Perception of speech and music is known to rely to some extent on shared brain resources, but the extent to which those resources are shared, and how they are orchestrated is not known. With funding from the National Science Foundation, Dr. Patrick C. M. Wong and colleagues of Northwestern University, and Dr. Alice H. D. Chan of Nanyang Technological University of Singapore are investigating relationships between speech and music for perception and production. In the past, research in this area has focused on individuals with typical abilities and on individuals with extensive musical training. The current project examines the speech-music relationship from a different point of view. Namely, it considers what perceptual disorders in processing pitch reveal about speech and music. Pitch is ubiquitous in our environment. We rely on pitch to classify different types of environmental sounds, differentiate vocal sounds such as various patterns of crying, distinguish who is talking, identify the emotion of talkers, track the speech signal in adverse listening conditions, perceive musical melodies, and distinguish musical instruments. However, pitch perception can be difficult for an estimated 5% of the population in the Western world. This deficit, known as 'amusia' or 'musical tone deafness' (mTD), occurs in the absence of other known neurological or psychiatric disorders. Whether this deficit also affects other auditory domains is important to understand for its implications concerning the neural architecture of auditory perception. This project involves participants in the U.S. and in Singapore whose native language uses tone (pitch) contrasts to signal differences between words. If the brain resources required to process pitch are shared between speech and music, tone language speakers who suffer from mTD should show deficits in perceiving and producing linguistic pitch and musical pitch. The project is intended to expand our understanding about the organization of music and speech processing by our nervous system.

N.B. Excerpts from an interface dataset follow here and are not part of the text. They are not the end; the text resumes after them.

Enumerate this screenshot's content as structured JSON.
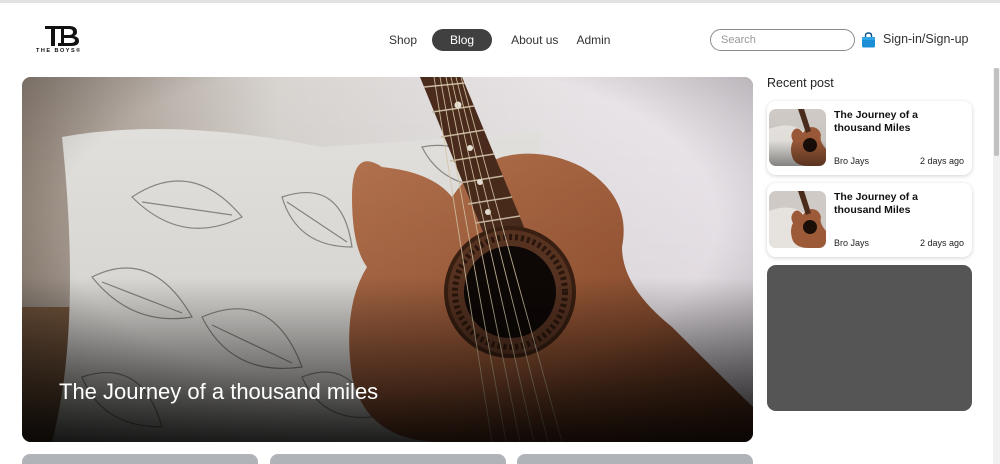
{
  "header": {
    "logo_text": "THE BOYS®",
    "nav": [
      {
        "label": "Shop"
      },
      {
        "label": "Blog"
      },
      {
        "label": "About us"
      },
      {
        "label": "Admin"
      }
    ],
    "search_placeholder": "Search",
    "signin_label": "Sign-in/Sign-up"
  },
  "hero": {
    "title": "The Journey of a thousand miles"
  },
  "sidebar": {
    "title": "Recent post",
    "posts": [
      {
        "title": "The Journey of a thousand Miles",
        "author": "Bro Jays",
        "time": "2 days ago"
      },
      {
        "title": "The Journey of a thousand Miles",
        "author": "Bro Jays",
        "time": "2 days ago"
      }
    ]
  },
  "colors": {
    "active_nav": "#404040",
    "gray_box": "#555555",
    "bag_icon": "#1a8fd6"
  }
}
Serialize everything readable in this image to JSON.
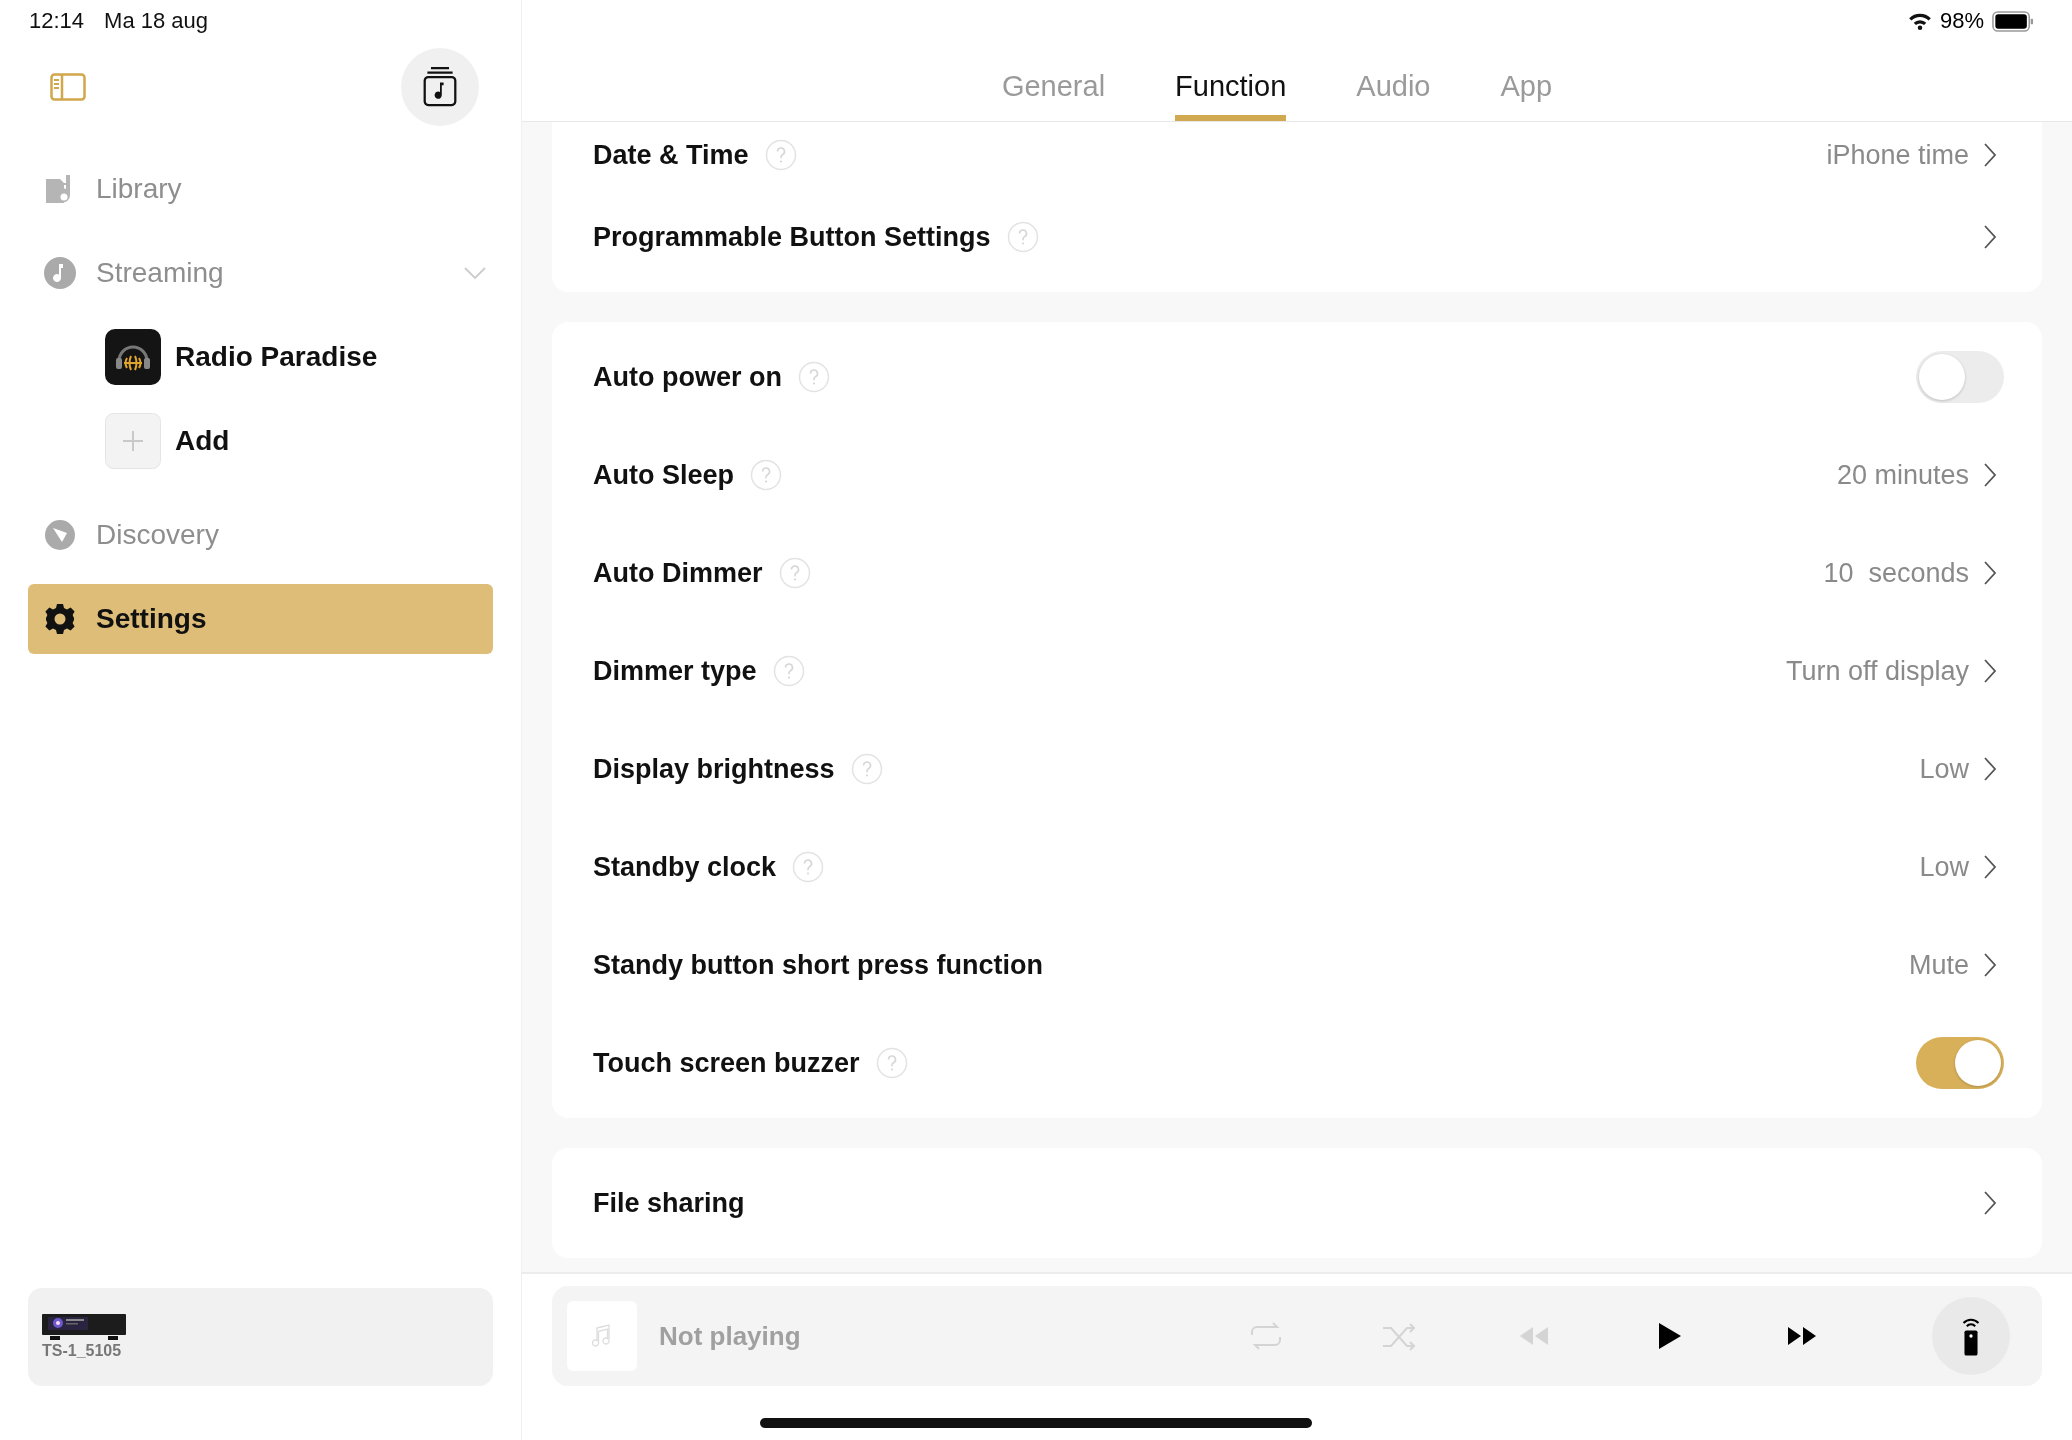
{
  "status_bar": {
    "time": "12:14",
    "date": "Ma 18 aug",
    "battery": "98%"
  },
  "sidebar": {
    "items": [
      {
        "kind": "library",
        "label": "Library",
        "selected": false
      },
      {
        "kind": "streaming",
        "label": "Streaming",
        "selected": false,
        "expanded": true,
        "children": [
          {
            "kind": "station",
            "label": "Radio Paradise"
          },
          {
            "kind": "add",
            "label": "Add"
          }
        ]
      },
      {
        "kind": "discovery",
        "label": "Discovery",
        "selected": false
      },
      {
        "kind": "settings",
        "label": "Settings",
        "selected": true
      }
    ]
  },
  "device": {
    "name": "TS-1_5105"
  },
  "tabs": [
    {
      "label": "General",
      "selected": false
    },
    {
      "label": "Function",
      "selected": true
    },
    {
      "label": "Audio",
      "selected": false
    },
    {
      "label": "App",
      "selected": false
    }
  ],
  "sections": [
    {
      "rows": [
        {
          "kind": "value",
          "label": "Date & Time",
          "help": true,
          "value": "iPhone time"
        },
        {
          "kind": "link",
          "label": "Programmable Button Settings",
          "help": true
        }
      ]
    },
    {
      "rows": [
        {
          "kind": "toggle",
          "label": "Auto power on",
          "help": true,
          "on": false
        },
        {
          "kind": "value",
          "label": "Auto Sleep",
          "help": true,
          "value": "20 minutes"
        },
        {
          "kind": "value",
          "label": "Auto Dimmer",
          "help": true,
          "value": "10  seconds"
        },
        {
          "kind": "value",
          "label": "Dimmer type",
          "help": true,
          "value": "Turn off display"
        },
        {
          "kind": "value",
          "label": "Display brightness",
          "help": true,
          "value": "Low"
        },
        {
          "kind": "value",
          "label": "Standby clock",
          "help": true,
          "value": "Low"
        },
        {
          "kind": "value",
          "label": "Standy button short press function",
          "help": false,
          "value": "Mute"
        },
        {
          "kind": "toggle",
          "label": "Touch screen buzzer",
          "help": true,
          "on": true
        }
      ]
    },
    {
      "rows": [
        {
          "kind": "link",
          "label": "File sharing",
          "help": false
        }
      ]
    }
  ],
  "player": {
    "title": "Not playing",
    "controls": [
      {
        "kind": "repeat",
        "disabled": true
      },
      {
        "kind": "shuffle",
        "disabled": true
      },
      {
        "kind": "previous",
        "disabled": true
      },
      {
        "kind": "play",
        "disabled": false
      },
      {
        "kind": "next",
        "disabled": false
      }
    ]
  }
}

In addition to basic scientific information regarding speech and music, the research could lead to clinical applications. Tone deafness is not classified as a disorder by any medical or professional groups. The real-world impact of tone deafness has yet to be documented, and treatment research has not begun. This research could allow for a better understanding of the communicative consequences of tone deficits, which could ultimately lead to formal clinical recognition and treatment. Tone languages are estimated to be spoken by at least 1.66 billion people in the world, most of whom live in lower-middle income countries as classified by the World Bank. In the U.S., over 26% of non-native English or Spanish speakers (over 3.4 million total) speak a tone language, and this number is growing. Research into pitch perception and its communicative consequences has the potential to benefit large groups of individuals. The findings from this research are relevant to public and global health concerns and will be of interest to many individuals outside the English-speaking world, potentially increasing interest in international collaboration.